== WORK ORDER ==
Set down each record below exactly as it stands. Pictures are not part of the copy.

== GIVEN INFORMATION ==
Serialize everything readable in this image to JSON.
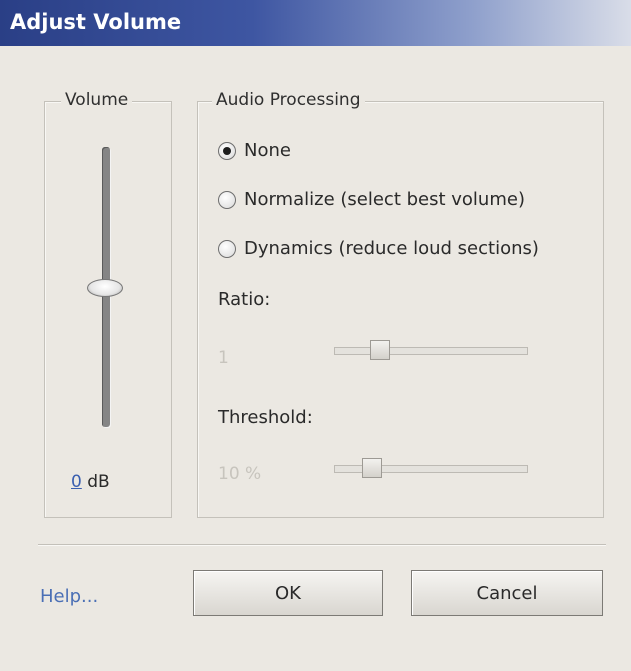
{
  "window": {
    "title": "Adjust Volume"
  },
  "volume": {
    "legend": "Volume",
    "value": "0",
    "unit": "dB",
    "slider_level_db": 0
  },
  "audio_processing": {
    "legend": "Audio Processing",
    "options": [
      {
        "label": "None",
        "checked": true
      },
      {
        "label": "Normalize (select best volume)",
        "checked": false
      },
      {
        "label": "Dynamics (reduce loud sections)",
        "checked": false
      }
    ],
    "ratio": {
      "label": "Ratio:",
      "value": "1"
    },
    "threshold": {
      "label": "Threshold:",
      "value": "10 %"
    }
  },
  "footer": {
    "help": "Help...",
    "ok": "OK",
    "cancel": "Cancel"
  }
}
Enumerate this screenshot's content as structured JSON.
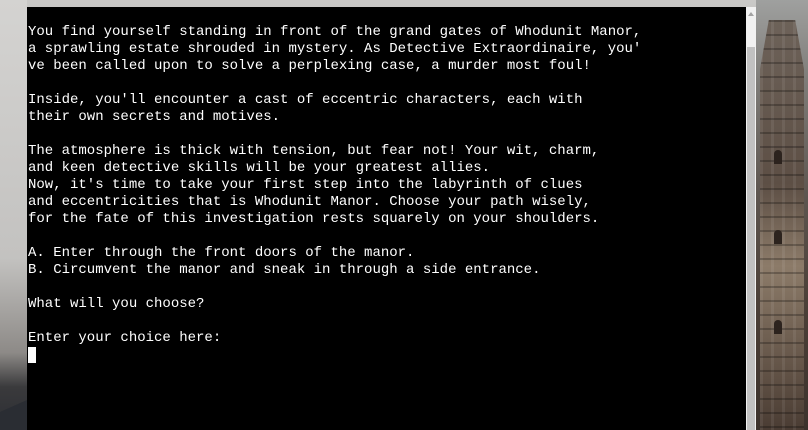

== TASK OUTPUT ==
Serialize everything readable in this image to JSON.
{
  "window": {
    "title": "Adjust Volume"
  },
  "volume": {
    "legend": "Volume",
    "value": "0",
    "unit": "dB",
    "slider_level_db": 0
  },
  "audio_processing": {
    "legend": "Audio Processing",
    "options": [
      {
        "label": "None",
        "checked": true
      },
      {
        "label": "Normalize (select best volume)",
        "checked": false
      },
      {
        "label": "Dynamics (reduce loud sections)",
        "checked": false
      }
    ],
    "ratio": {
      "label": "Ratio:",
      "value": "1"
    },
    "threshold": {
      "label": "Threshold:",
      "value": "10 %"
    }
  },
  "footer": {
    "help": "Help...",
    "ok": "OK",
    "cancel": "Cancel"
  }
}
Enumerate this screenshot's content as structured JSON.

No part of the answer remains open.